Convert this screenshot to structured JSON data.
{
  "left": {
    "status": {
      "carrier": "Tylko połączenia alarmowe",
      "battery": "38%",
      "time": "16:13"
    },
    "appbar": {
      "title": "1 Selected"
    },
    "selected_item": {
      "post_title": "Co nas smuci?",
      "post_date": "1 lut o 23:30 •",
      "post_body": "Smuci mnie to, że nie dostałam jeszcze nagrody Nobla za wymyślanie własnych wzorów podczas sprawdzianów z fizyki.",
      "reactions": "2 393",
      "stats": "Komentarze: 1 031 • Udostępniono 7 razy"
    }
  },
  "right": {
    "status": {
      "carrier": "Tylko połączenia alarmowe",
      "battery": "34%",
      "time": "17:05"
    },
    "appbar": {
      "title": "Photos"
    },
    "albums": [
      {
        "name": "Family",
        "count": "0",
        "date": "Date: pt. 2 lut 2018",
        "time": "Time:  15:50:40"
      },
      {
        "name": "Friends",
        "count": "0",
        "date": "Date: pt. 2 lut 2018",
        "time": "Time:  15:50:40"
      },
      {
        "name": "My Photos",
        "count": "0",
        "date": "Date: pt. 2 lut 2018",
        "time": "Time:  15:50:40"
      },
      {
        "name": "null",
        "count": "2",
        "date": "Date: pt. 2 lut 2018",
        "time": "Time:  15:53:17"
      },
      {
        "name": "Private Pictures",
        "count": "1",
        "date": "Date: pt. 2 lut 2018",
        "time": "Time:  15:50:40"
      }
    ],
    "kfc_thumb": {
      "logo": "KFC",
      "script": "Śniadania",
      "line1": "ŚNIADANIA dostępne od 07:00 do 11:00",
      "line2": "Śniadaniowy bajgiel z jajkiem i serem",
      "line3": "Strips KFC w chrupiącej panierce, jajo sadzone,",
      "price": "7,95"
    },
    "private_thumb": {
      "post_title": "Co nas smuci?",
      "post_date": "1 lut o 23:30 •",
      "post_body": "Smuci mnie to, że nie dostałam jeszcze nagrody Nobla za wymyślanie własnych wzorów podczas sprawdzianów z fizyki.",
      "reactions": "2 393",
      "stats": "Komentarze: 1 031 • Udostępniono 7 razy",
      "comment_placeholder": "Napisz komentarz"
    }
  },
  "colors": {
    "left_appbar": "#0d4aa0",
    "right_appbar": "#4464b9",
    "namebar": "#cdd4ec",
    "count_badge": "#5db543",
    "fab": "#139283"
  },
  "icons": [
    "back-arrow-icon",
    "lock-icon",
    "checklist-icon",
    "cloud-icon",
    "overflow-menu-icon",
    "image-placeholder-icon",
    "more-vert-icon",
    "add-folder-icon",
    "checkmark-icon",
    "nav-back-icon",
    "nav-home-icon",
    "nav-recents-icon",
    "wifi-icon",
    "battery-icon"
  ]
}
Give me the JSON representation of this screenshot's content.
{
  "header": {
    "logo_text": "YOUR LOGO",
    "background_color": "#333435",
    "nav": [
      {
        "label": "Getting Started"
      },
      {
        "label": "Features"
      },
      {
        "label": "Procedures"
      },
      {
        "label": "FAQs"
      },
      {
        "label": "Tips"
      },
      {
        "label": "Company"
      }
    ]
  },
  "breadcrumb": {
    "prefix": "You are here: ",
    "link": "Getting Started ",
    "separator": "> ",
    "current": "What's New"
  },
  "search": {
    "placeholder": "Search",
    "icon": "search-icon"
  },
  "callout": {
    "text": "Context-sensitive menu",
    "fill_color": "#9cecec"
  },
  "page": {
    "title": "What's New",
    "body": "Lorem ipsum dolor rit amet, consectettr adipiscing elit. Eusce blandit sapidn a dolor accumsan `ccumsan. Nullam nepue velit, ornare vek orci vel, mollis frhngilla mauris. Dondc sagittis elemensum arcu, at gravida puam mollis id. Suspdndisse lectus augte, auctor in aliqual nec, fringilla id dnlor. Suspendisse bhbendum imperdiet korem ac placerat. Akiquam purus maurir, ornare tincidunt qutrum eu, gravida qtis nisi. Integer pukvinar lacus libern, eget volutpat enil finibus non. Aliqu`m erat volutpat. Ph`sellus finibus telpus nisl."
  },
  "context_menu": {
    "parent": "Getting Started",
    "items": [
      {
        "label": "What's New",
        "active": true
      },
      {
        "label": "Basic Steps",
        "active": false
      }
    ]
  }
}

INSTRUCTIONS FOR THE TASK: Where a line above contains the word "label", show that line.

OUTPUT FOR THIS TASK:
        "label": "Getting Started"
        "label": "Features"
        "label": "Procedures"
        "label": "FAQs"
        "label": "Tips"
        "label": "Company"
        "label": "What's New",
        "label": "Basic Steps",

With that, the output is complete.